Bug Hunting With Git


Popular version control software Git is a more versatile tool than one might expect. In addition to the basic version control functionality, Git also offers a command called bisect. Combined with automatic tests or unit tests, bisect is an efficient and quick way to find the correct moment from the version history, when a bug was introduced to the source code.

Bisect command is used to analyze a commit history with binary search. The idea behind the binary search is to take a set of elements and split them in half and check if the selected subset contains what we want. By repeating this process yields quickly to the match.

In the following example we are using the following Git commands:

1. git bisect start
2. git bisect bad
3. git bisect good
4. git bisect reset

Let’s assume that we have a version history with a working version tagged as “v1.0”. After this point, there has been 17 new commits and somewhere down the line a bug was introduced. Unfortunately, there has been so many changes that pinpointing the exact time or place is impossible.

Let’s start the bug hunt by commanding git bisect start. This command activates the Git binary search mode.

Next, we will tell Git that the currect state of the code is bad: git bisect bad.

Until now, Git has been silent. No indication has been given that anything special is happening.

Finally, we tell what is the last known good version of the source code, in our case a tag called “v1.0”: git bisect good v1.0.

Now Git tells us an estimate, how many steps it might take to find the faulty commit:

Bisecting: 8 revisions left to test after this (roughly 3 steps)

Additionally, Git tells us, what commit has been activated as a current version under work. This allows us to compile and run tests against the selected commit and check if the bug is there or not.

Let’s assume that in this case the selected commit contains the bug: git bisect bad.

Git tells us the updated situation:

Bisecting: 3 revisions left to test after this (roughly 2 steps)

Also, Git reports the version hash that has been lifted under the test.

After a quick testing we see that this version has nothing wrong, so we tell Git that: git bisect good.

Git also gives a status update:

Bisecting: 1 revision left to test after this (roughly 1 step)

Let’s test again and decide that this version is also good: git bisect good.

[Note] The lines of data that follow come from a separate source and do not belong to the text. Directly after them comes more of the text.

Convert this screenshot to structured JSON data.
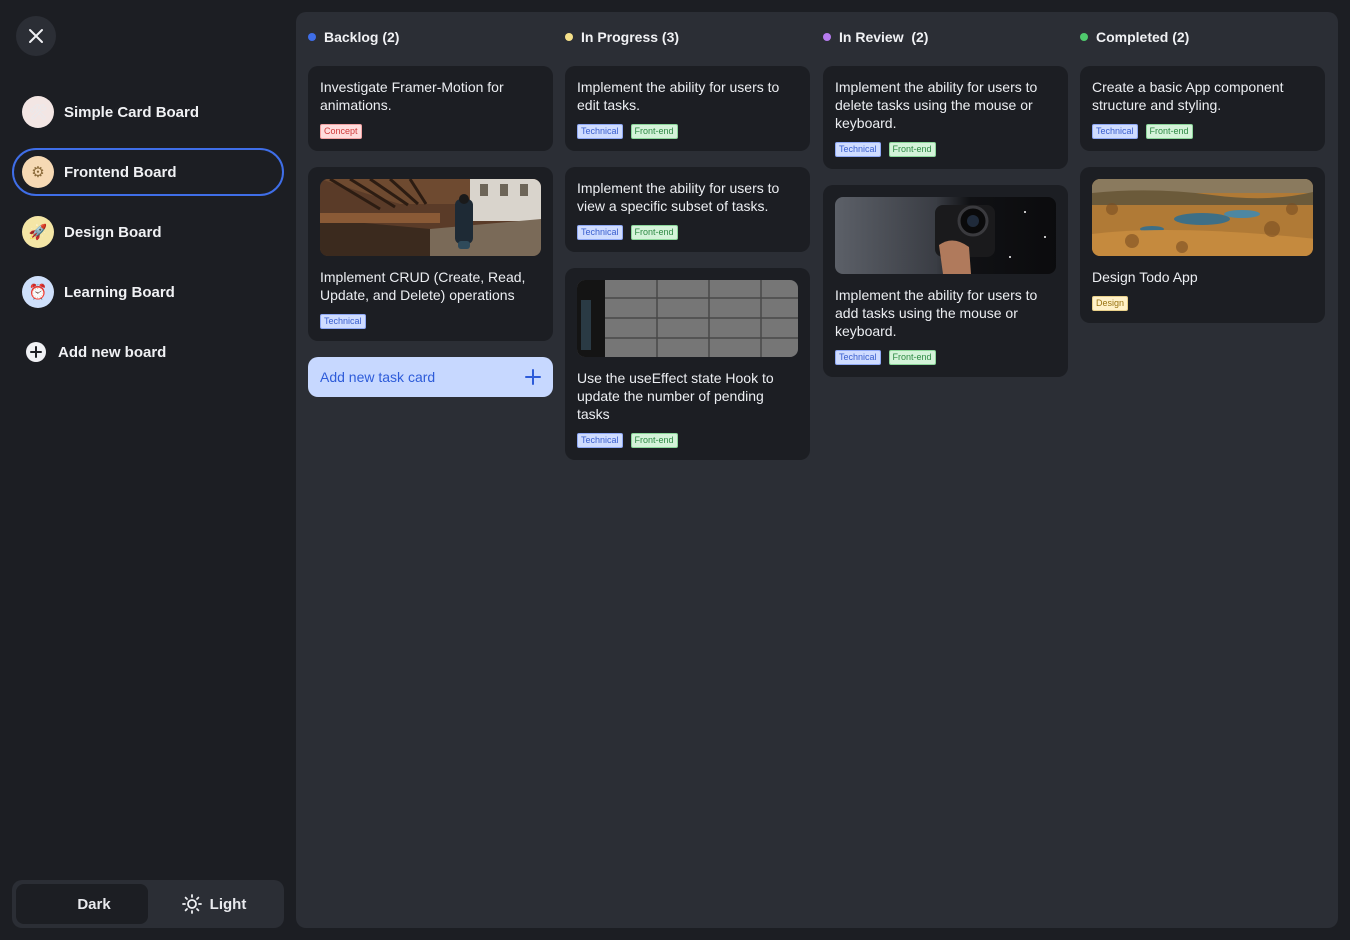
{
  "sidebar": {
    "boards": [
      {
        "label": "Simple Card Board",
        "emoji": "🛠",
        "bg": "#f3e6e4"
      },
      {
        "label": "Frontend Board",
        "emoji": "⚙",
        "bg": "#f6d9b4"
      },
      {
        "label": "Design Board",
        "emoji": "🚀",
        "bg": "#f4e6a6"
      },
      {
        "label": "Learning Board",
        "emoji": "⏰",
        "bg": "#cfe0fb"
      }
    ],
    "active_board": "Frontend Board",
    "add_board_label": "Add new board"
  },
  "theme": {
    "dark_label": "Dark",
    "light_label": "Light",
    "selected": "Dark"
  },
  "columns": [
    {
      "title": "Backlog (2)",
      "dot_color": "#3f6ee8",
      "cards": [
        {
          "title": "Investigate Framer-Motion for animations.",
          "tags": [
            "Concept"
          ]
        },
        {
          "title": "Implement CRUD (Create, Read, Update, and Delete) operations",
          "tags": [
            "Technical"
          ],
          "image": "covered-bridge"
        }
      ],
      "add_task_label": "Add new task card"
    },
    {
      "title": "In Progress (3)",
      "dot_color": "#f5e08a",
      "cards": [
        {
          "title": "Implement the ability for users to edit tasks.",
          "tags": [
            "Technical",
            "Front-end"
          ]
        },
        {
          "title": "Implement the ability for users to view a specific subset of tasks.",
          "tags": [
            "Technical",
            "Front-end"
          ]
        },
        {
          "title": "Use the useEffect state Hook to update the number of pending tasks",
          "tags": [
            "Technical",
            "Front-end"
          ],
          "image": "stone-wall"
        }
      ]
    },
    {
      "title": "In Review  (2)",
      "dot_color": "#b77cf0",
      "cards": [
        {
          "title": "Implement the ability for users to delete tasks using the mouse or keyboard.",
          "tags": [
            "Technical",
            "Front-end"
          ]
        },
        {
          "title": "Implement the ability for users to add tasks using the mouse or keyboard.",
          "tags": [
            "Technical",
            "Front-end"
          ],
          "image": "camera-hand"
        }
      ]
    },
    {
      "title": "Completed (2)",
      "dot_color": "#4fc96d",
      "cards": [
        {
          "title": "Create a basic App component structure and styling.",
          "tags": [
            "Technical",
            "Front-end"
          ]
        },
        {
          "title": "Design Todo App",
          "tags": [
            "Design"
          ],
          "image": "autumn-landscape"
        }
      ]
    }
  ]
}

Bisecting: 0 revisions left to test after this (roughly 0 steps)

The given statistic shows that we are about to hit the nail in the head. A quick test and we’ll see that this version is buggy: git bisect bad.

Now Git finally speaks up. It tells us, what the commit introducing the bug is, and gives detailed information about the SHA hash, author, date and commit message. Also, Git lists all the files that have been changed in this version.

We have found the exact commit that introduced the bug in to the product!

Finally, now that the bug has been pinpointed and hopefully we have understanding how to fix it, we have to tell Git that the hunt is over and we can go back to normal: git bisect reset. Git will restore the version control to the state we were in before we called git bisect start command.

As we can see from the previous example, Git bisect is handy way in situations, where we know that there is a bug somewhere, but it’s not immediately clear, where the problem is because of the long commit history. The example had 17 separate commits. Instead of going through them one by one, we only needed four separate test rounds to find the bug from the seventh commit.

If this small introduction piqued your interest to the bisect command, you can seek more information for example by reading about git bisect run command. Bisect run makes it possible to automate the bug checking from the code and opens interesting possibilities for test automation.

More reading:

– [Wikipedia: Binary Search Algorithm](https://en.wikipedia.org/wiki/Binary_search_algorithm)
– [Git Documentation: Bisect](https://git-scm.com/docs/git-bisect)

Writer is Matti Kärki, a senior developer from Ouro